What the task requires ▸ Return the whole listing unchanged. Drop the images.

Record set ▸
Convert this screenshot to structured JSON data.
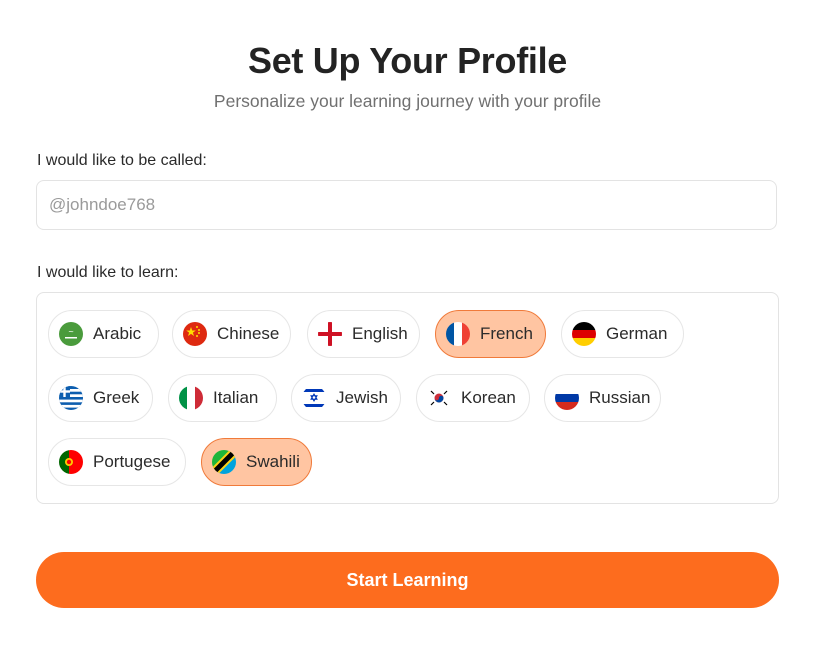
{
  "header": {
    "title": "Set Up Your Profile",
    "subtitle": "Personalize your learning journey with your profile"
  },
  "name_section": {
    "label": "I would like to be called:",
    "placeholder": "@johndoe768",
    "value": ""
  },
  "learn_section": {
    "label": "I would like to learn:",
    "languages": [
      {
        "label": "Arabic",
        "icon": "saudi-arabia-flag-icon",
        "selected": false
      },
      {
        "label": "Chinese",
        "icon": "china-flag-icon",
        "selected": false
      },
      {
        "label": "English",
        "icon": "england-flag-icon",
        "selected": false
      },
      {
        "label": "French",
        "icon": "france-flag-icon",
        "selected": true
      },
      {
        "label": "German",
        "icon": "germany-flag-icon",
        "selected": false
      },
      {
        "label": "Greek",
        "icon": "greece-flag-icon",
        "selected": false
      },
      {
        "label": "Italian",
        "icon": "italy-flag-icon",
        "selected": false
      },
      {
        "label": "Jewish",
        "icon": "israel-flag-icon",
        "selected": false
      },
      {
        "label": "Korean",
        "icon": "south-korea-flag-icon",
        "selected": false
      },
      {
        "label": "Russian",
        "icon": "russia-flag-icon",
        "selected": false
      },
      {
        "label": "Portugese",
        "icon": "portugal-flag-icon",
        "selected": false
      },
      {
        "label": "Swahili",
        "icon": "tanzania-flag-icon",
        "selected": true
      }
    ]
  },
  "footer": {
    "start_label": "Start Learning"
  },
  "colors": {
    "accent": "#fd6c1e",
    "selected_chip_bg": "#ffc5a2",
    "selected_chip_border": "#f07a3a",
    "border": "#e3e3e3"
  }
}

Task solution ▸
Convert this screenshot to structured JSON data.
{
  "header": {
    "title": "Set Up Your Profile",
    "subtitle": "Personalize your learning journey with your profile"
  },
  "name_section": {
    "label": "I would like to be called:",
    "placeholder": "@johndoe768",
    "value": ""
  },
  "learn_section": {
    "label": "I would like to learn:",
    "languages": [
      {
        "label": "Arabic",
        "icon": "saudi-arabia-flag-icon",
        "selected": false
      },
      {
        "label": "Chinese",
        "icon": "china-flag-icon",
        "selected": false
      },
      {
        "label": "English",
        "icon": "england-flag-icon",
        "selected": false
      },
      {
        "label": "French",
        "icon": "france-flag-icon",
        "selected": true
      },
      {
        "label": "German",
        "icon": "germany-flag-icon",
        "selected": false
      },
      {
        "label": "Greek",
        "icon": "greece-flag-icon",
        "selected": false
      },
      {
        "label": "Italian",
        "icon": "italy-flag-icon",
        "selected": false
      },
      {
        "label": "Jewish",
        "icon": "israel-flag-icon",
        "selected": false
      },
      {
        "label": "Korean",
        "icon": "south-korea-flag-icon",
        "selected": false
      },
      {
        "label": "Russian",
        "icon": "russia-flag-icon",
        "selected": false
      },
      {
        "label": "Portugese",
        "icon": "portugal-flag-icon",
        "selected": false
      },
      {
        "label": "Swahili",
        "icon": "tanzania-flag-icon",
        "selected": true
      }
    ]
  },
  "footer": {
    "start_label": "Start Learning"
  },
  "colors": {
    "accent": "#fd6c1e",
    "selected_chip_bg": "#ffc5a2",
    "selected_chip_border": "#f07a3a",
    "border": "#e3e3e3"
  }
}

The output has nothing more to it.